++++ Provided entries
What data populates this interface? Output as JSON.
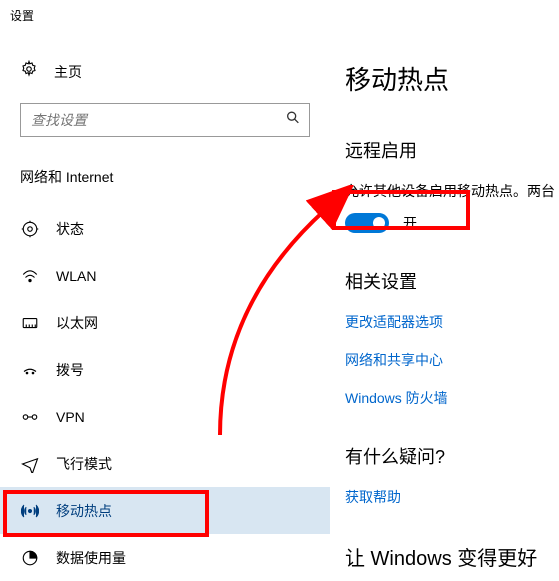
{
  "window": {
    "title": "设置"
  },
  "sidebar": {
    "home": "主页",
    "search_placeholder": "查找设置",
    "category": "网络和 Internet",
    "items": [
      {
        "label": "状态"
      },
      {
        "label": "WLAN"
      },
      {
        "label": "以太网"
      },
      {
        "label": "拨号"
      },
      {
        "label": "VPN"
      },
      {
        "label": "飞行模式"
      },
      {
        "label": "移动热点"
      },
      {
        "label": "数据使用量"
      }
    ]
  },
  "content": {
    "page_title": "移动热点",
    "remote_section": {
      "header": "远程启用",
      "desc": "允许其他设备启用移动热点。两台",
      "toggle_label": "开"
    },
    "related_section": {
      "header": "相关设置",
      "links": [
        "更改适配器选项",
        "网络和共享中心",
        "Windows 防火墙"
      ]
    },
    "help_section": {
      "header": "有什么疑问?",
      "link": "获取帮助"
    },
    "improve_section": {
      "header": "让 Windows 变得更好"
    }
  }
}
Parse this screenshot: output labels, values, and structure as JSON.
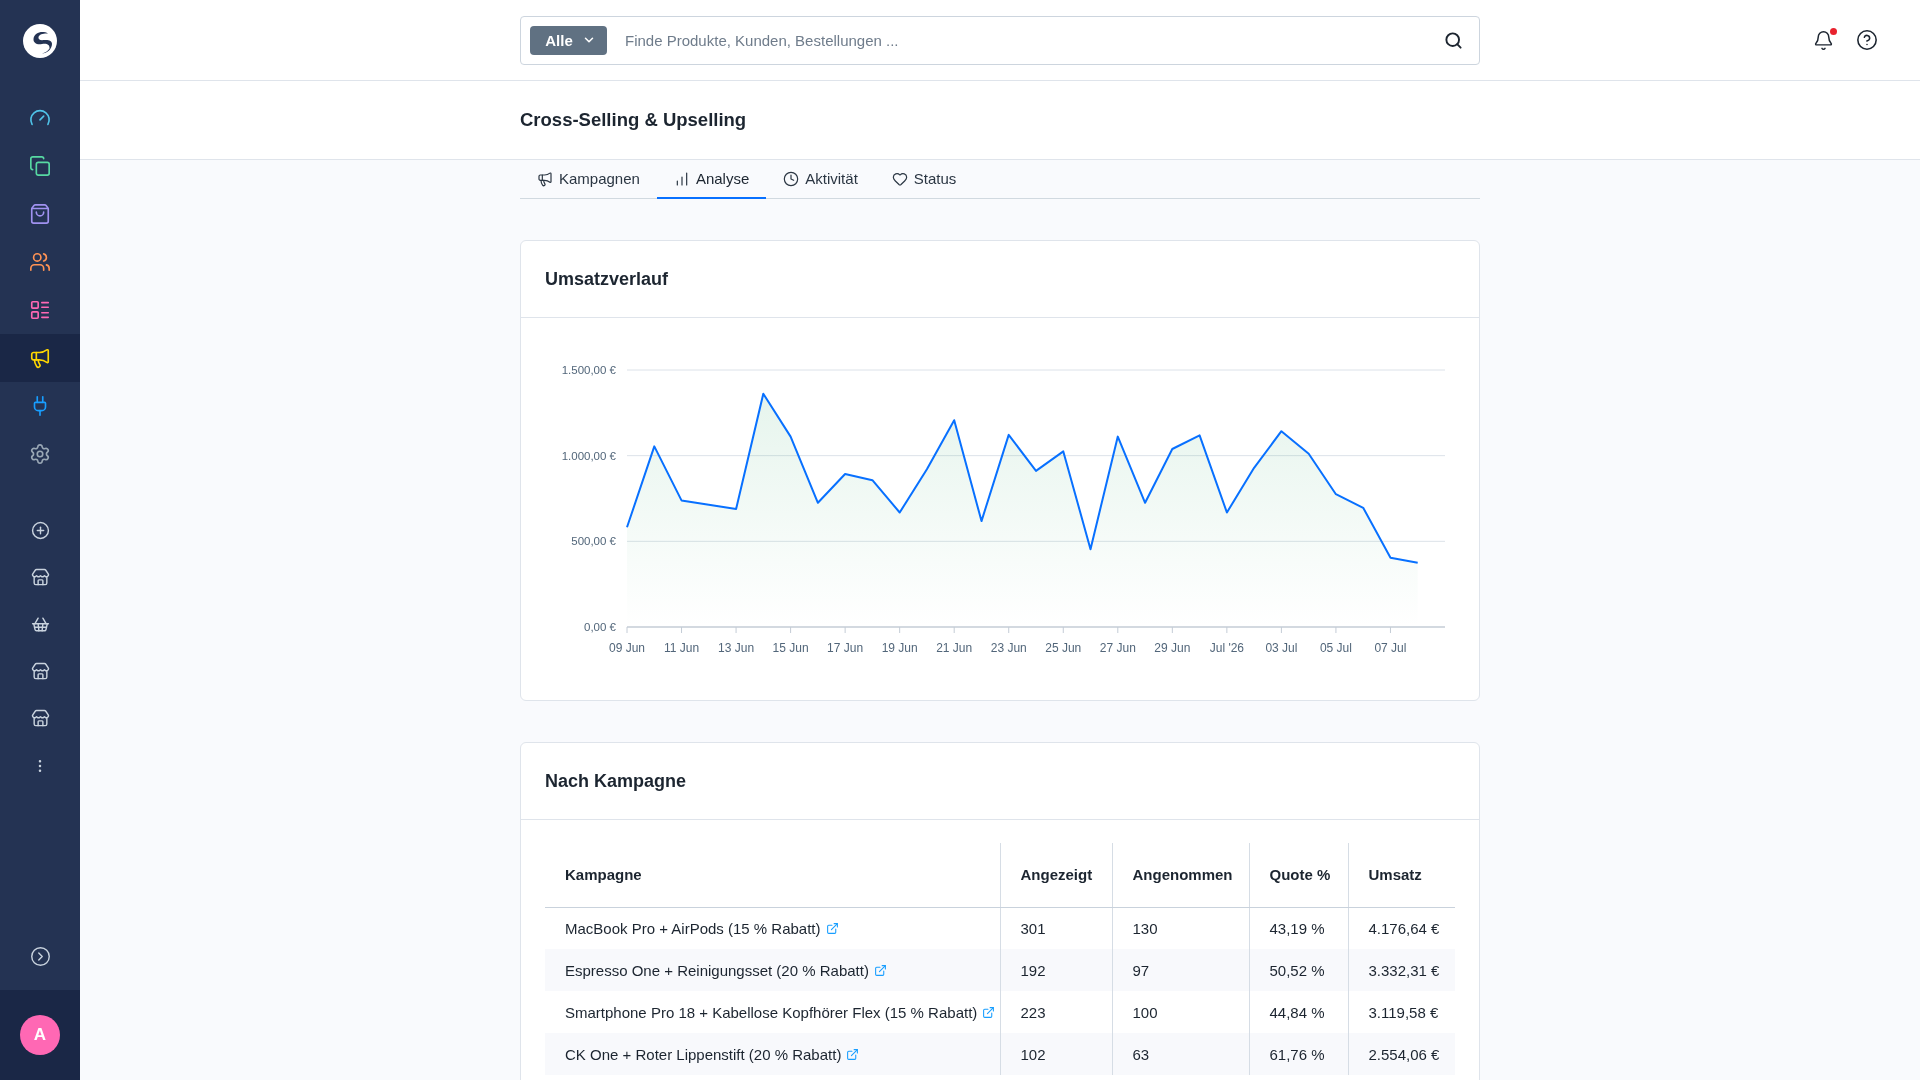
{
  "sidebar": {
    "items": [
      {
        "color": "#4fc3e8",
        "selected": false
      },
      {
        "color": "#57d9a3",
        "selected": false
      },
      {
        "color": "#a092f0",
        "selected": false
      },
      {
        "color": "#ff9354",
        "selected": false
      },
      {
        "color": "#ff68b4",
        "selected": false
      },
      {
        "color": "#ffd700",
        "selected": true
      },
      {
        "color": "#189eff",
        "selected": false
      },
      {
        "color": "#9aa8b5",
        "selected": false
      }
    ],
    "avatar": {
      "initial": "A"
    }
  },
  "topbar": {
    "search": {
      "scope": "Alle",
      "placeholder": "Finde Produkte, Kunden, Bestellungen ..."
    },
    "notifications_unread": true
  },
  "page": {
    "title": "Cross-Selling & Upselling",
    "tabs": [
      {
        "label": "Kampagnen",
        "selected": false
      },
      {
        "label": "Analyse",
        "selected": true
      },
      {
        "label": "Aktivität",
        "selected": false
      },
      {
        "label": "Status",
        "selected": false
      }
    ]
  },
  "revenue_card": {
    "title": "Umsatzverlauf",
    "chart_data": {
      "type": "area",
      "categories": [
        "09 Jun",
        null,
        "11 Jun",
        null,
        "13 Jun",
        null,
        "15 Jun",
        null,
        "17 Jun",
        null,
        "19 Jun",
        null,
        "21 Jun",
        null,
        "23 Jun",
        null,
        "25 Jun",
        null,
        "27 Jun",
        null,
        "29 Jun",
        null,
        "Jul '26",
        null,
        "03 Jul",
        null,
        "05 Jul",
        null,
        "07 Jul",
        null
      ],
      "ylim": [
        0,
        1500
      ],
      "yticks": [
        {
          "value": 0,
          "label": "0,00 €"
        },
        {
          "value": 500,
          "label": "500,00 €"
        },
        {
          "value": 1000,
          "label": "1.000,00 €"
        },
        {
          "value": 1500,
          "label": "1.500,00 €"
        }
      ],
      "series": [
        {
          "color": "#0870ff",
          "values": [
            582,
            1054,
            739,
            714,
            689,
            1361,
            1111,
            725,
            893,
            857,
            668,
            921,
            1207,
            618,
            1121,
            911,
            1025,
            454,
            1111,
            725,
            1039,
            1118,
            668,
            929,
            1143,
            1011,
            775,
            696,
            404,
            375
          ]
        }
      ]
    }
  },
  "campaign_card": {
    "title": "Nach Kampagne",
    "table": {
      "columns": [
        "Kampagne",
        "Angezeigt",
        "Angenommen",
        "Quote %",
        "Umsatz"
      ],
      "rows": [
        {
          "cells": [
            "MacBook Pro + AirPods (15 % Rabatt)",
            "301",
            "130",
            "43,19 %",
            "4.176,64 €"
          ]
        },
        {
          "cells": [
            "Espresso One + Reinigungsset (20 % Rabatt)",
            "192",
            "97",
            "50,52 %",
            "3.332,31 €"
          ]
        },
        {
          "cells": [
            "Smartphone Pro 18 + Kabellose Kopfhörer Flex (15 % Rabatt)",
            "223",
            "100",
            "44,84 %",
            "3.119,58 €"
          ]
        },
        {
          "cells": [
            "CK One + Roter Lippenstift (20 % Rabatt)",
            "102",
            "63",
            "61,76 %",
            "2.554,06 €"
          ]
        }
      ]
    }
  }
}
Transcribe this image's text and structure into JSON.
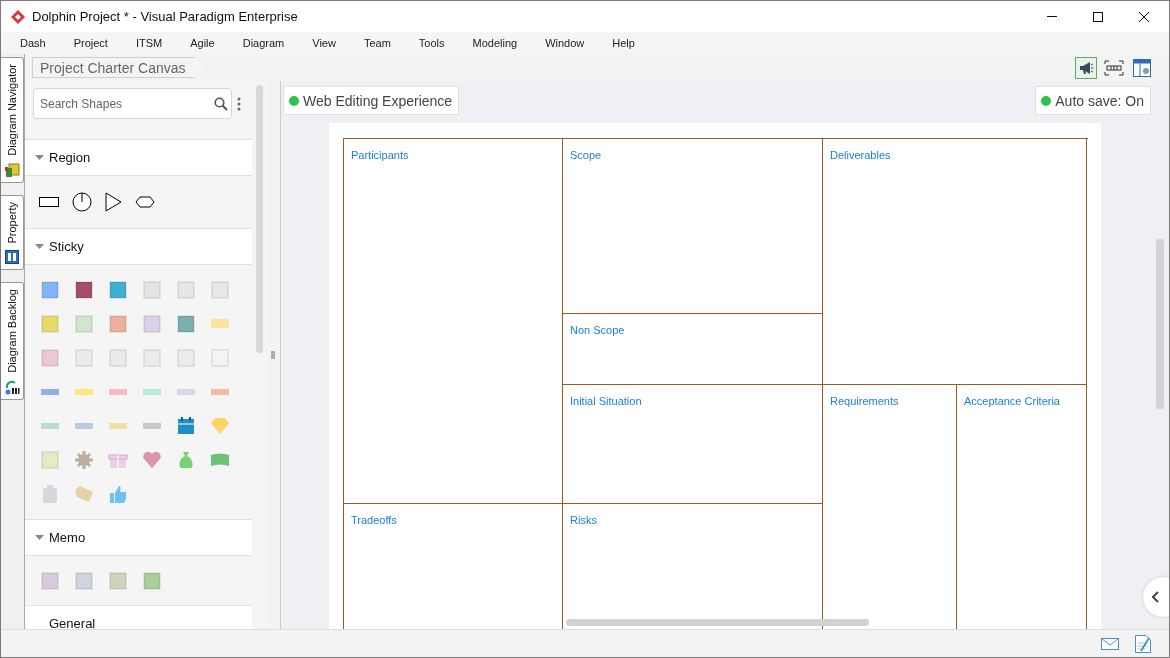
{
  "window": {
    "title": "Dolphin Project * - Visual Paradigm Enterprise"
  },
  "menu": [
    "Dash",
    "Project",
    "ITSM",
    "Agile",
    "Diagram",
    "View",
    "Team",
    "Tools",
    "Modeling",
    "Window",
    "Help"
  ],
  "side_tabs": [
    {
      "label": "Diagram Navigator"
    },
    {
      "label": "Property"
    },
    {
      "label": "Diagram Backlog"
    }
  ],
  "breadcrumb": "Project Charter Canvas",
  "palette": {
    "search": {
      "placeholder": "Search Shapes"
    },
    "sections": [
      {
        "title": "Region"
      },
      {
        "title": "Sticky"
      },
      {
        "title": "Memo"
      },
      {
        "title": "General"
      }
    ]
  },
  "canvas": {
    "web_editing": "Web Editing Experience",
    "auto_save": "Auto save: On",
    "cells": [
      {
        "label": "Participants"
      },
      {
        "label": "Scope"
      },
      {
        "label": "Deliverables"
      },
      {
        "label": "Non Scope"
      },
      {
        "label": "Initial Situation"
      },
      {
        "label": "Requirements"
      },
      {
        "label": "Acceptance Criteria"
      },
      {
        "label": "Tradeoffs"
      },
      {
        "label": "Risks"
      }
    ]
  }
}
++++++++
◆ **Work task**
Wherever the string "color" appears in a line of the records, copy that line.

◆ **Exercise output**
        "color": "#4fc3e8",
        "color": "#57d9a3",
        "color": "#a092f0",
        "color": "#ff9354",
        "color": "#ff68b4",
        "color": "#ffd700",
        "color": "#189eff",
        "color": "#9aa8b5",
          "color": "#0870ff",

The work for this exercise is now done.